What's in your Briefcase?

“The comfort animals we bring along while assessing kids for Specific Language Impairment,” said Mabel Rice, Fred and Virginia Merrill Distinguished Professor of Advanced Studies and director of the Child Language Doctoral Program. “When kids hold stuffed animals, they find a way to talk to us.” 

Rice has always been fascinated with how people learn to communicate; her career began as a speech and language pathologist. Her focus shifted as she realized some kids struggle to develop basic language skills, such as describing an object’s color, while others easily learn their native language. 

Years later, Rice discovered that kids with language impairment often struggle with good grammar, so she co-authored the Rice Wexler Test of Early Grammatical Impairment to identify those who could use some help. “Everyone wants to be good at talking, to express what you are thinking,” Rice said. “It affects every part of your life.”

She has directed a 25-year study and is a pioneer in identifying and understanding language impairment to improve awareness and therapies. Evidence shows that language impairment is inherited, and the program is increasingly cross-disciplinary, involving linguistics, speech-language pathology, psychology and genetics. 
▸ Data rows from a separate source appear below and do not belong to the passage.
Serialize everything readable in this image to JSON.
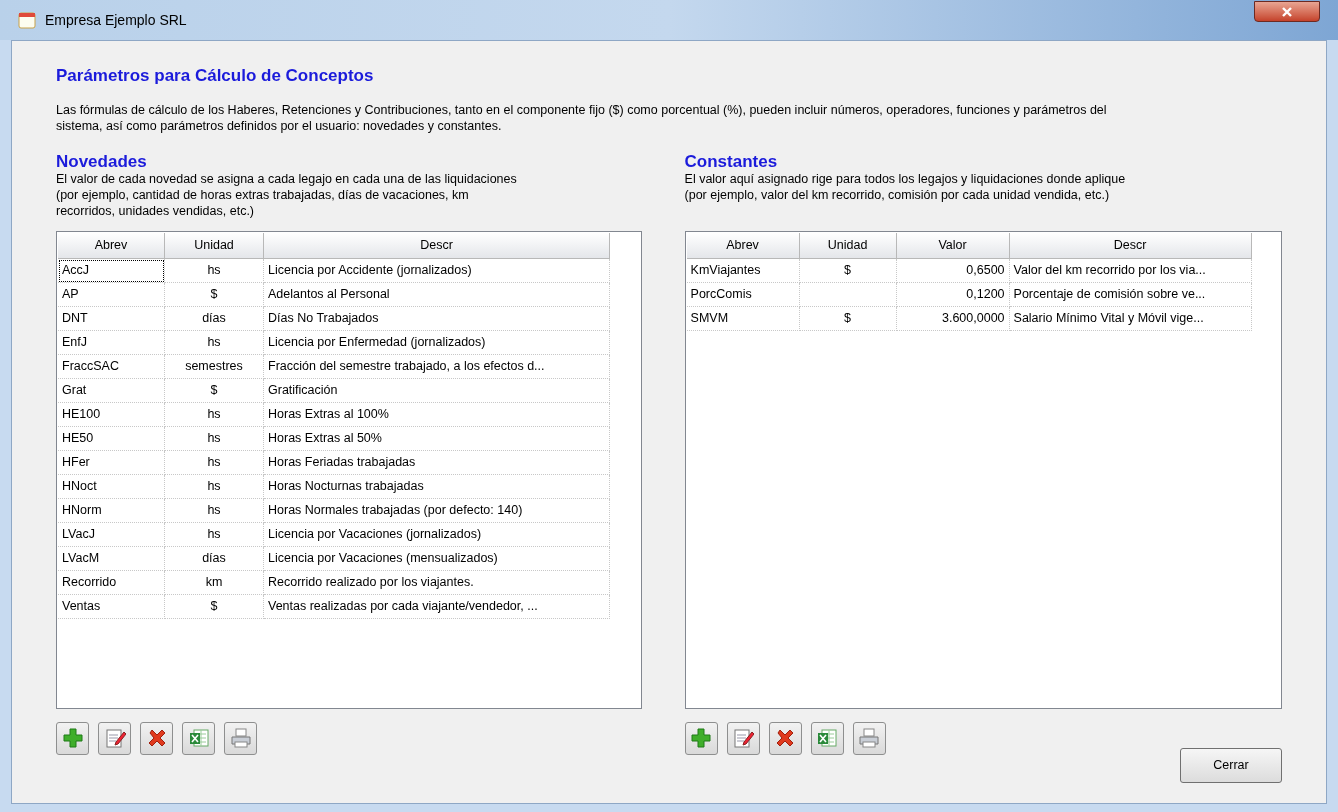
{
  "window": {
    "title": "Empresa Ejemplo SRL"
  },
  "heading": "Parámetros para Cálculo de Conceptos",
  "intro": "Las fórmulas de cálculo de los Haberes, Retenciones y Contribuciones, tanto en el componente fijo ($) como porcentual (%), pueden incluir números, operadores, funciones y parámetros del sistema, así como parámetros definidos por el usuario: novedades y constantes.",
  "novedades": {
    "title": "Novedades",
    "description": "El valor de cada novedad se asigna a cada legajo en cada una de las liquidaciones (por ejemplo, cantidad de horas extras trabajadas, días de vacaciones, km recorridos, unidades vendidas, etc.)",
    "columns": [
      "Abrev",
      "Unidad",
      "Descr"
    ],
    "rows": [
      {
        "abrev": "AccJ",
        "unidad": "hs",
        "descr": "Licencia por Accidente (jornalizados)",
        "focused": true
      },
      {
        "abrev": "AP",
        "unidad": "$",
        "descr": "Adelantos al Personal",
        "focused": false
      },
      {
        "abrev": "DNT",
        "unidad": "días",
        "descr": "Días No Trabajados",
        "focused": false
      },
      {
        "abrev": "EnfJ",
        "unidad": "hs",
        "descr": "Licencia por Enfermedad (jornalizados)",
        "focused": false
      },
      {
        "abrev": "FraccSAC",
        "unidad": "semestres",
        "descr": "Fracción del semestre trabajado, a los efectos d...",
        "focused": false
      },
      {
        "abrev": "Grat",
        "unidad": "$",
        "descr": "Gratificación",
        "focused": false
      },
      {
        "abrev": "HE100",
        "unidad": "hs",
        "descr": "Horas Extras al 100%",
        "focused": false
      },
      {
        "abrev": "HE50",
        "unidad": "hs",
        "descr": "Horas Extras al 50%",
        "focused": false
      },
      {
        "abrev": "HFer",
        "unidad": "hs",
        "descr": "Horas Feriadas trabajadas",
        "focused": false
      },
      {
        "abrev": "HNoct",
        "unidad": "hs",
        "descr": "Horas Nocturnas trabajadas",
        "focused": false
      },
      {
        "abrev": "HNorm",
        "unidad": "hs",
        "descr": "Horas Normales trabajadas (por defecto: 140)",
        "focused": false
      },
      {
        "abrev": "LVacJ",
        "unidad": "hs",
        "descr": "Licencia por Vacaciones (jornalizados)",
        "focused": false
      },
      {
        "abrev": "LVacM",
        "unidad": "días",
        "descr": "Licencia por Vacaciones (mensualizados)",
        "focused": false
      },
      {
        "abrev": "Recorrido",
        "unidad": "km",
        "descr": "Recorrido realizado por los viajantes.",
        "focused": false
      },
      {
        "abrev": "Ventas",
        "unidad": "$",
        "descr": "Ventas realizadas por cada viajante/vendedor, ...",
        "focused": false
      }
    ],
    "toolbar": [
      {
        "kind": "add"
      },
      {
        "kind": "edit"
      },
      {
        "kind": "delete"
      },
      {
        "kind": "excel"
      },
      {
        "kind": "print"
      }
    ]
  },
  "constantes": {
    "title": "Constantes",
    "description": "El valor aquí asignado rige para todos los legajos y liquidaciones donde aplique (por ejemplo, valor del km recorrido, comisión por cada unidad vendida, etc.)",
    "columns": [
      "Abrev",
      "Unidad",
      "Valor",
      "Descr"
    ],
    "rows": [
      {
        "abrev": "KmViajantes",
        "unidad": "$",
        "valor": "0,6500",
        "descr": "Valor del km recorrido por los via..."
      },
      {
        "abrev": "PorcComis",
        "valor": "0,1200",
        "descr": "Porcentaje de comisión sobre ve..."
      },
      {
        "abrev": "SMVM",
        "unidad": "$",
        "valor": "3.600,0000",
        "descr": "Salario Mínimo Vital y Móvil vige..."
      }
    ],
    "toolbar": [
      {
        "kind": "add"
      },
      {
        "kind": "edit"
      },
      {
        "kind": "delete"
      },
      {
        "kind": "excel"
      },
      {
        "kind": "print"
      }
    ]
  },
  "close_button": "Cerrar"
}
Rice said she has benefited significantly from the Merrill professorship, which has made her a better scholar. She was inspired to pay it forward with a fund for the program’s doctoral students and faculty. “The award will support the people who have been with us all along and help keep the brightest students coming here,” she said.